This one takes place over 10 days and covers over 350 miles, though the course is ever changing. Not only will it test you physically, it will test your ability to navigate and co-ordinate between various physical disciplines.
Sign me up
Hands up if you know a lot about Bhutan? Didn’t think so. Not that I can see you, but I’d guess there weren’t many raised. Besides being dubbed the ‘happiest nation on Earth’ and being the only ‘carbon negative’ country, I personally know very little. Expect for the Snowman trek.
The Snowman is one of the worlds highest altitude treks and billed as one of the hardest. It can take up to 25 days but that seems a little excessive. Let’s call it 3 weeks. Still, it’s long. You’re crossing 9 passes over 4,500m which means altitude is a factor for most.
This is yet another brutally long, hot run that perhaps tops the list on the difficulty factor. Not only do runners have to cover 245km in the blistering heat, they have to do it in 36 hours.
Not only is it insanely difficult, it’s steeped in rich history. This is the route covered by Pheidippides when he ran from Athens to Sparta to ask for help, way back in 490BC. Many think the marathon was based on that effort but the reality is over 5 times longer…
The Barkley Marathon has been running (hehe) since 1986 and in that time has seen 18 finishes from 15 different athle…. Woah woah woah hold up just a moment. So the event has been running 22 years and in that time, 15 different people have FINISHED it. This year nobody finished.
So what’s the deal? Why would people want to do something that in all likelihood, they’ll never finish? Well, that’s all part of the charm.
Check out this documentary; http://barkleymovie.com/. It gives a great explanation of the whole thing.

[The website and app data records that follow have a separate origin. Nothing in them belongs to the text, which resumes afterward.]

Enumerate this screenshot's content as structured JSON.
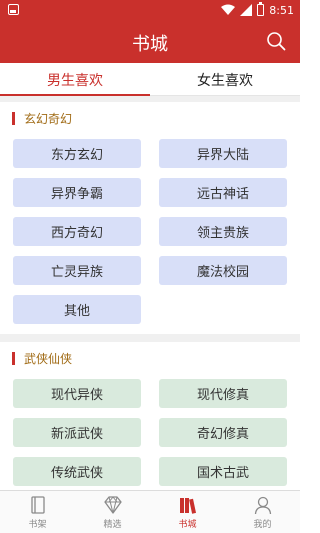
{
  "status_bar": {
    "time": "8:51",
    "battery_label": ""
  },
  "app_bar": {
    "title": "书城"
  },
  "tabs": [
    {
      "label": "男生喜欢",
      "active": true
    },
    {
      "label": "女生喜欢",
      "active": false
    }
  ],
  "sections": [
    {
      "title": "玄幻奇幻",
      "color": "#d8dff8",
      "items": [
        "东方玄幻",
        "异界大陆",
        "异界争霸",
        "远古神话",
        "西方奇幻",
        "领主贵族",
        "亡灵异族",
        "魔法校园",
        "其他"
      ]
    },
    {
      "title": "武侠仙侠",
      "color": "#d9eadd",
      "items": [
        "现代异侠",
        "现代修真",
        "新派武侠",
        "奇幻修真",
        "传统武侠",
        "国术古武"
      ]
    }
  ],
  "bottom_nav": [
    {
      "label": "书架",
      "icon": "book-icon",
      "active": false
    },
    {
      "label": "精选",
      "icon": "diamond-icon",
      "active": false
    },
    {
      "label": "书城",
      "icon": "bookstore-icon",
      "active": true
    },
    {
      "label": "我的",
      "icon": "person-icon",
      "active": false
    }
  ],
  "colors": {
    "primary": "#c9302c",
    "section_title": "#a06a14",
    "blue_chip": "#d8dff8",
    "green_chip": "#d9eadd"
  }
}
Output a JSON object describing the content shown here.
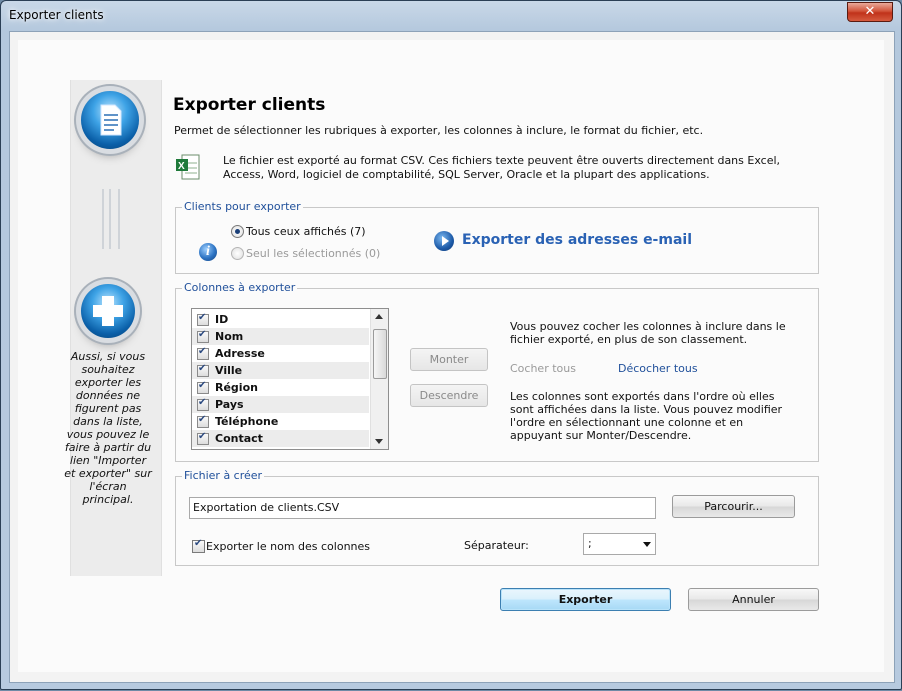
{
  "window": {
    "title": "Exporter clients",
    "close_symbol": "✕"
  },
  "sidebar": {
    "top_icon": "document-orb-icon",
    "bottom_icon": "plus-orb-icon",
    "note": "Aussi, si vous souhaitez exporter les données ne figurent pas dans la liste, vous pouvez le faire à partir du lien \"Importer et exporter\" sur l'écran principal."
  },
  "header": {
    "title": "Exporter clients",
    "subtitle": "Permet de sélectionner les rubriques à exporter, les colonnes à inclure, le format du fichier, etc.",
    "csv_icon": "excel-csv-icon",
    "csv_info": "Le fichier est exporté au format CSV. Ces fichiers texte peuvent être ouverts directement dans Excel, Access, Word, logiciel de comptabilité, SQL Server, Oracle et la plupart des applications."
  },
  "clients_group": {
    "legend": "Clients pour exporter",
    "option_all": "Tous ceux affichés (7)",
    "option_selected": "Seul les sélectionnés (0)",
    "info_icon": "info-icon",
    "email_link": "Exporter des adresses e-mail"
  },
  "columns_group": {
    "legend": "Colonnes à exporter",
    "columns": [
      {
        "label": "ID",
        "checked": true
      },
      {
        "label": "Nom",
        "checked": true
      },
      {
        "label": "Adresse",
        "checked": true
      },
      {
        "label": "Ville",
        "checked": true
      },
      {
        "label": "Région",
        "checked": true
      },
      {
        "label": "Pays",
        "checked": true
      },
      {
        "label": "Téléphone",
        "checked": true
      },
      {
        "label": "Contact",
        "checked": true
      }
    ],
    "move_up": "Monter",
    "move_down": "Descendre",
    "info_top": "Vous pouvez cocher les colonnes à inclure dans le fichier exporté, en plus de son classement.",
    "check_all": "Cocher tous",
    "uncheck_all": "Décocher tous",
    "info_bottom": "Les colonnes sont exportés dans l'ordre où elles sont affichées dans la liste. Vous pouvez modifier l'ordre en sélectionnant une colonne et en appuyant sur Monter/Descendre."
  },
  "file_group": {
    "legend": "Fichier à créer",
    "filename": "Exportation de clients.CSV",
    "browse": "Parcourir...",
    "export_headers_label": "Exporter le nom des colonnes",
    "separator_label": "Séparateur:",
    "separator_value": ";"
  },
  "actions": {
    "export": "Exporter",
    "cancel": "Annuler"
  }
}
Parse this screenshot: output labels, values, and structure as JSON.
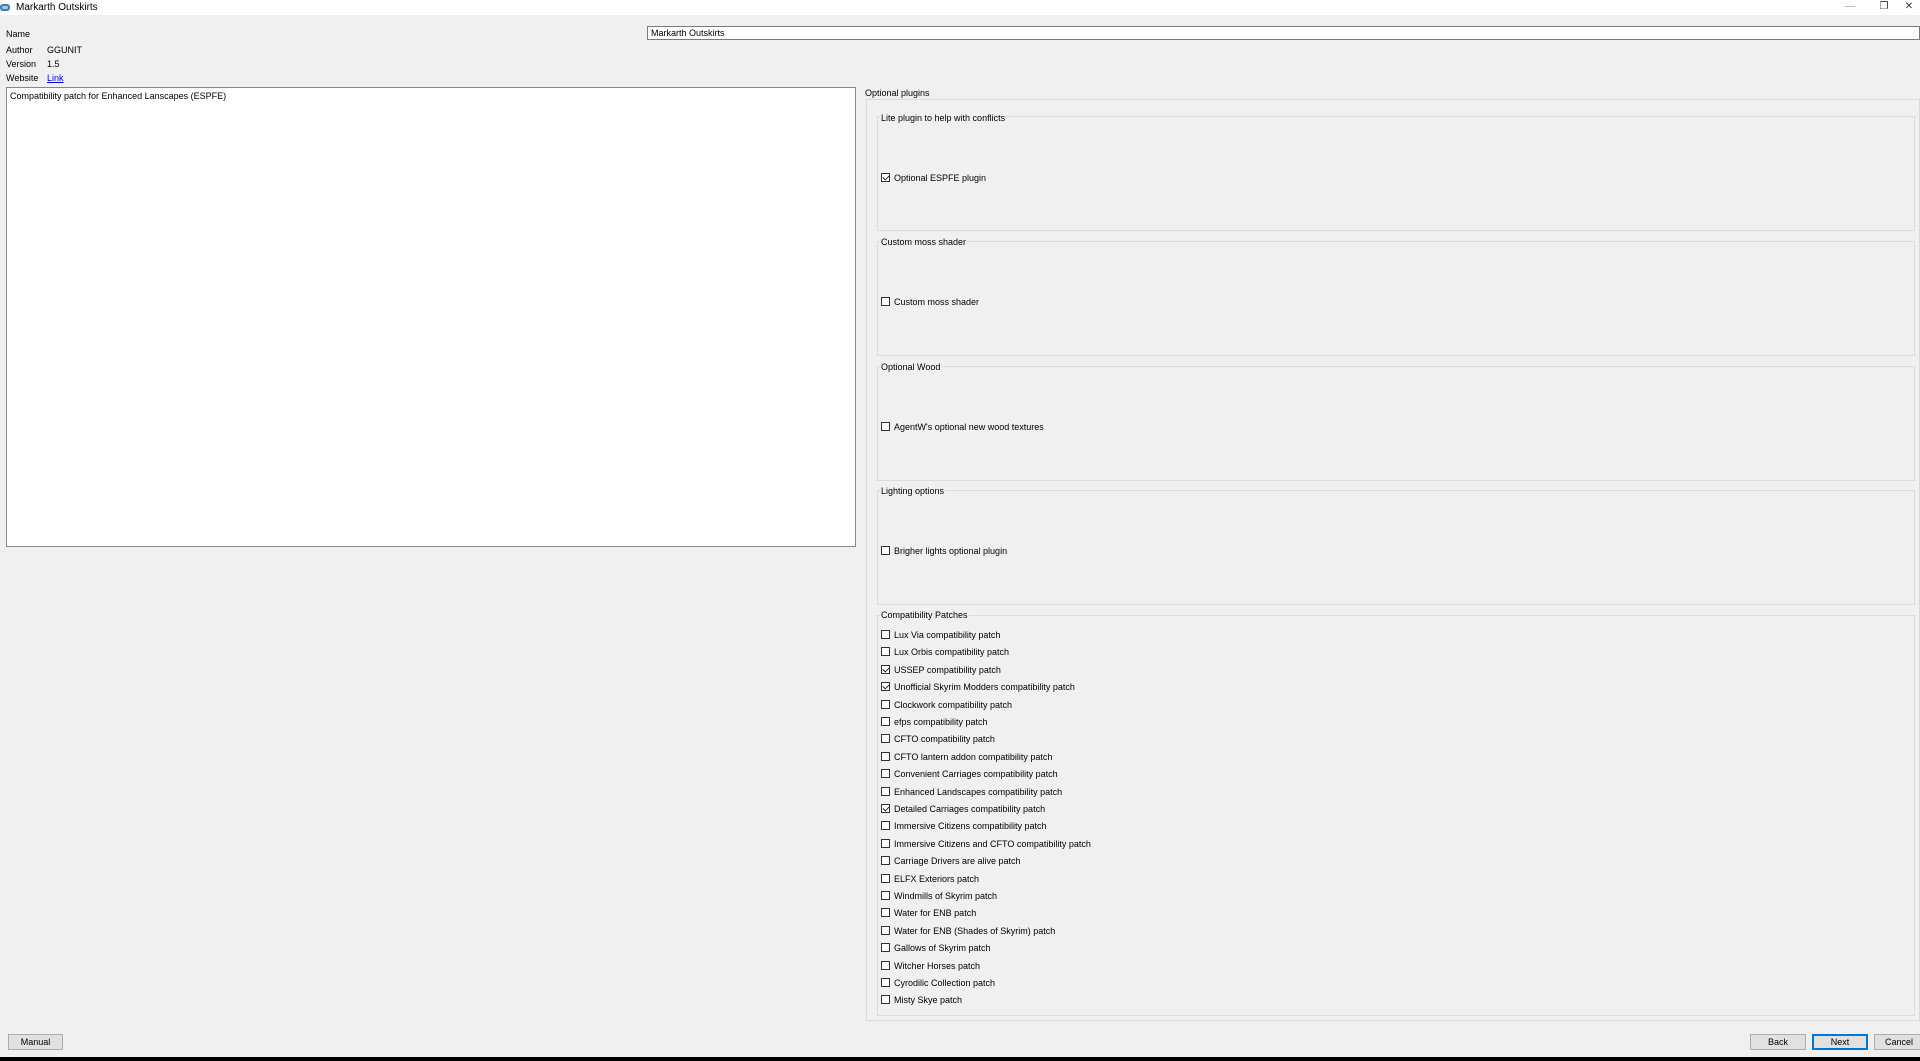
{
  "window": {
    "title": "Markarth Outskirts",
    "minimize_glyph": "—",
    "restore_glyph": "❐",
    "close_glyph": "✕"
  },
  "info": {
    "name_label": "Name",
    "name_value": "Markarth Outskirts",
    "author_label": "Author",
    "author_value": "GGUNIT",
    "version_label": "Version",
    "version_value": "1.5",
    "website_label": "Website",
    "website_value": "Link"
  },
  "description": "Compatibility patch for Enhanced Lanscapes (ESPFE)",
  "optional_plugins_label": "Optional plugins",
  "groups": [
    {
      "title": "Lite plugin to help with conflicts",
      "options": [
        {
          "label": "Optional ESPFE plugin",
          "checked": true
        }
      ]
    },
    {
      "title": "Custom moss shader",
      "options": [
        {
          "label": "Custom moss shader",
          "checked": false
        }
      ]
    },
    {
      "title": "Optional Wood",
      "options": [
        {
          "label": "AgentW's optional new wood textures",
          "checked": false
        }
      ]
    },
    {
      "title": "Lighting options",
      "options": [
        {
          "label": "Brigher lights optional plugin",
          "checked": false
        }
      ]
    },
    {
      "title": "Compatibility Patches",
      "options": [
        {
          "label": "Lux Via compatibility patch",
          "checked": false
        },
        {
          "label": "Lux Orbis compatibility patch",
          "checked": false
        },
        {
          "label": "USSEP compatibility patch",
          "checked": true
        },
        {
          "label": "Unofficial Skyrim Modders compatibility patch",
          "checked": true
        },
        {
          "label": "Clockwork compatibility patch",
          "checked": false
        },
        {
          "label": "efps compatibility patch",
          "checked": false
        },
        {
          "label": "CFTO compatibility patch",
          "checked": false
        },
        {
          "label": "CFTO lantern addon compatibility patch",
          "checked": false
        },
        {
          "label": "Convenient Carriages compatibility patch",
          "checked": false
        },
        {
          "label": "Enhanced Landscapes compatibility patch",
          "checked": false
        },
        {
          "label": "Detailed Carriages compatibility patch",
          "checked": true
        },
        {
          "label": "Immersive Citizens compatibility patch",
          "checked": false
        },
        {
          "label": "Immersive Citizens and CFTO compatibility patch",
          "checked": false
        },
        {
          "label": "Carriage Drivers are alive patch",
          "checked": false
        },
        {
          "label": "ELFX Exteriors patch",
          "checked": false
        },
        {
          "label": "Windmills of Skyrim patch",
          "checked": false
        },
        {
          "label": "Water for ENB patch",
          "checked": false
        },
        {
          "label": "Water for ENB (Shades of Skyrim) patch",
          "checked": false
        },
        {
          "label": "Gallows of Skyrim patch",
          "checked": false
        },
        {
          "label": "Witcher Horses patch",
          "checked": false
        },
        {
          "label": "Cyrodilic Collection patch",
          "checked": false
        },
        {
          "label": "Misty Skye patch",
          "checked": false
        }
      ]
    }
  ],
  "buttons": {
    "manual": "Manual",
    "back": "Back",
    "next": "Next",
    "cancel": "Cancel"
  },
  "colors": {
    "background": "#f0f0f0",
    "accent": "#0078d7",
    "link": "#0000ee"
  }
}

Special Mention; Self-Transcendence 3,100 Mile
This one doesn’t make it on the the regular list because it’s far too ridiculous.
5,649 laps of an 830m block in New York. Yep. That’s enough information to know I don’t even want to think about it. But then that’s what makes all this appealing doesn’t it? What if… no, no, that’s beyond my realm of craziness.